I found the scene meaningful when the proponents couldn’t find where they parked their rental car in the airport.  This just illustrates how there are different kinds of smarts and how book-smarts is not always preferable in accomplishing certain everyday tasks.  As the adage goes:  Common Sense is not that common.  This is a moment of levity that cuts the seriousness of an otherwise dry account.

I enjoyed the line:  “Nice but not real.” How some situations are artificial – one doesn’t have to look far for the often fabricated constructs of reality tv.  Don’t get me wrong; I’m not hating on the entire genre but, like all “entertainment”, some shows are more “watchable” given the individual’s purpose.

I’m now curios about Wallace’s opus of a novel:  Infinite Jest and Lipsky’s best-selling memoir: Although Of Course You End Up Becoming Yourself. Hopefully, I’ll eventually have time to read them.

heart and mind

October 24, 2017

saw an exhibit of an artist friend of mine who did a Ph.D.  My wife and I met her at the Adelaide Convention Centre – it’s been a couple of years since we last caught up but it feels like it was just yesterday that we met.

she said something of interest to me: the colour yellow sometimes indicates psychotic disturbance –   I had a feature wall at our home painted that hue.  I shared that when the lines on both palms (often referred to as the heart and head lines) align it is said that (I’m of course paraphrasing) that you’re either a genius or crazy – both of us share this rare trait while most of the populations’ lines do not meet.  It might be a case of self-aggrandisement but I subscribe to that belief.

That said, why can’t it be two sides of the same coin?  The traditional notion is either-or, binary thinking.
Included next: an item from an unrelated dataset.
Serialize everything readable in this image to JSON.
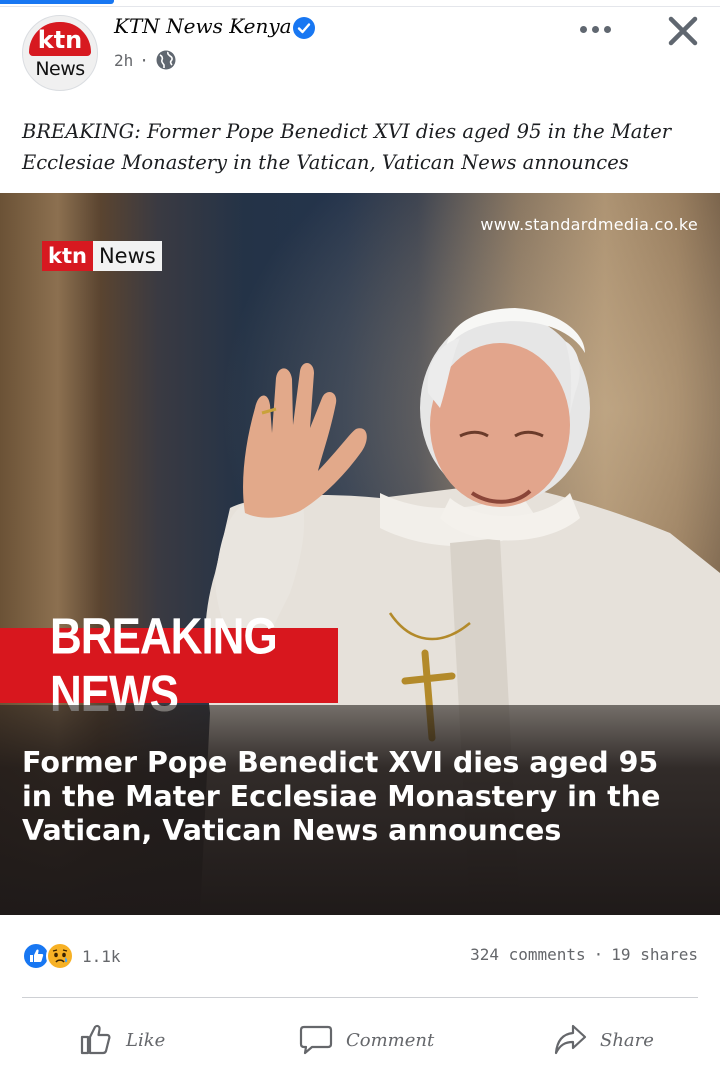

Surely, the interstitial side (often with the grooves) is more interesting.

My upbringing and training often focused on the ‘how’ but psychology  and art has led me to believe the ‘why’ is just as important.
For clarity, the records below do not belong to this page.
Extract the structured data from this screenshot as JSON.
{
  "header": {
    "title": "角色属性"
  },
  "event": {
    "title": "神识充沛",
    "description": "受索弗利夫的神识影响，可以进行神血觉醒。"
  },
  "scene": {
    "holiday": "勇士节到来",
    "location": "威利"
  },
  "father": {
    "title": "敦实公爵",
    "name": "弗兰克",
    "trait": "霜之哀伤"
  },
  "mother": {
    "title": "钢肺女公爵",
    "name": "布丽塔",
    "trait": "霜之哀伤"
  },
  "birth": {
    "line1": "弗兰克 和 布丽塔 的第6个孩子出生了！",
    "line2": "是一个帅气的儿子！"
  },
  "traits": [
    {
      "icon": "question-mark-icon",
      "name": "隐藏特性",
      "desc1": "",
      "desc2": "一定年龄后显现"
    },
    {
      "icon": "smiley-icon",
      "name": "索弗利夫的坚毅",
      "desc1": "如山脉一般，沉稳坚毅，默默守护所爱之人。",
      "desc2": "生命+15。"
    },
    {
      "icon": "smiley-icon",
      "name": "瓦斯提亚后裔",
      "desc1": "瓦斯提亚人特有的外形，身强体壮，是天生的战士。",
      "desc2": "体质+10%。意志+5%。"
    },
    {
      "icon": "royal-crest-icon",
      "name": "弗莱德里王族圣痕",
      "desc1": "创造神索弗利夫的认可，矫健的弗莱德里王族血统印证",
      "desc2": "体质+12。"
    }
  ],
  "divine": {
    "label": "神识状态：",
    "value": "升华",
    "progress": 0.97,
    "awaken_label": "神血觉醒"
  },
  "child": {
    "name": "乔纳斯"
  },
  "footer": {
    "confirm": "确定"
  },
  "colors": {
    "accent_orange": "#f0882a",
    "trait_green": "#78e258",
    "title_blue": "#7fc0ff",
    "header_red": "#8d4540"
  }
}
the sound of silence

October 7, 2017

i’m currently watching the HBO documentary:  Soundtracks: Songs that Defined History on SBS and can’t help but notice how music affects our demeanour and the way we think. This just highlighted for me how some people like songs without fully understanding the words – I can’t help but think of The Police’s Roxanne and Lou Reed’s Walk on the Wild Side.

The recent death of Tom Petty made me think.  I thought it was just the melody that made me like his music but it was brought to my attention that some of his lyrics were profound – it seems at a subconscious level I knew: music is important but I always believed that lyrics are paramount.
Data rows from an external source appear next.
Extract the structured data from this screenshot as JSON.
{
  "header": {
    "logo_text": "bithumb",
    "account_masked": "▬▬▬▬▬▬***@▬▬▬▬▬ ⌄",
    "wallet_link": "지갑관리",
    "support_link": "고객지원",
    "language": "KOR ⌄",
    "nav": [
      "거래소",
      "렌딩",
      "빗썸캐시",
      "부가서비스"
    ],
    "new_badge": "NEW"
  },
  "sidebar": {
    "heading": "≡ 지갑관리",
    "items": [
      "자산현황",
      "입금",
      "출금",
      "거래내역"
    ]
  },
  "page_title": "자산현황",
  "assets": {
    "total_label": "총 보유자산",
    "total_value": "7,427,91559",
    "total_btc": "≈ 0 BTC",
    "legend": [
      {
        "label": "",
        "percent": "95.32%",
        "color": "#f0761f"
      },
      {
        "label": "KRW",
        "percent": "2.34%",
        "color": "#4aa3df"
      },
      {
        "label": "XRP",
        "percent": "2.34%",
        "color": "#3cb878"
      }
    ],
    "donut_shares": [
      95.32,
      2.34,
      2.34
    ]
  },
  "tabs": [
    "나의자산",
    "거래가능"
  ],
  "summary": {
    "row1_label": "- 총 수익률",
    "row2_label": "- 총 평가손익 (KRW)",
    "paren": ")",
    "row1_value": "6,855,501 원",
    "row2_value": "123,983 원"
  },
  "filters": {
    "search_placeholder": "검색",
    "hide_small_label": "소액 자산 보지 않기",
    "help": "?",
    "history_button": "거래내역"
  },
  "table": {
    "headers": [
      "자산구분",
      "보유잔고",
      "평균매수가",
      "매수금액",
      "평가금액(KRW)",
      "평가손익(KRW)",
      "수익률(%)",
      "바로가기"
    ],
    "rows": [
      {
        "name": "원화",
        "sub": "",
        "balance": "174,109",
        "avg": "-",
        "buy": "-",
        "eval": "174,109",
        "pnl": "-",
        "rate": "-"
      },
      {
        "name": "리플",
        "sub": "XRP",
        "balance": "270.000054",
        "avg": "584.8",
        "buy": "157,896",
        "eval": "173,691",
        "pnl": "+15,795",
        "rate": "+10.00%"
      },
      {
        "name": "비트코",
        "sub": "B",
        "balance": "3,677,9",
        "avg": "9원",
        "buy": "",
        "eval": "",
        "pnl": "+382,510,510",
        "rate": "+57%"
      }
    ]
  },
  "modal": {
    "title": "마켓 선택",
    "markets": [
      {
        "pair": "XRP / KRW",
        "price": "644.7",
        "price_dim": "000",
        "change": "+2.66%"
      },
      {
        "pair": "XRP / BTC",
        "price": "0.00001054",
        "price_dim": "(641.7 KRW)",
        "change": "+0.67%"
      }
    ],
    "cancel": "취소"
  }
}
It is rare that an entire album is good (IMHO there are just a few of these). Full Moon Fever is one of my favourites.  Aside from liking the songs, I get a kick out of his intermission:  how CD owners need to wait in oder to be fair to vinyl owners that need to flip the record to side b.

despacito

August 24, 2017

Maybe it’s just because I’m not a Belieber or due to nostalgia (I grew up watching Sesame Street after all and I am a fan of Ernie and the Rubber Duckie Song) but I really liked El Patito (a parody of Despacito).  I don’t typically share things online but couldn’t resist forwarding it to few people – sorry for the unsolicited e-mails.

Anyway, here it is – enjoy:

words

August 8, 2017

i could ignore it no longer – I’ve set-up a private blog to workshop my writing: https://linswrting.blogspot.com.au/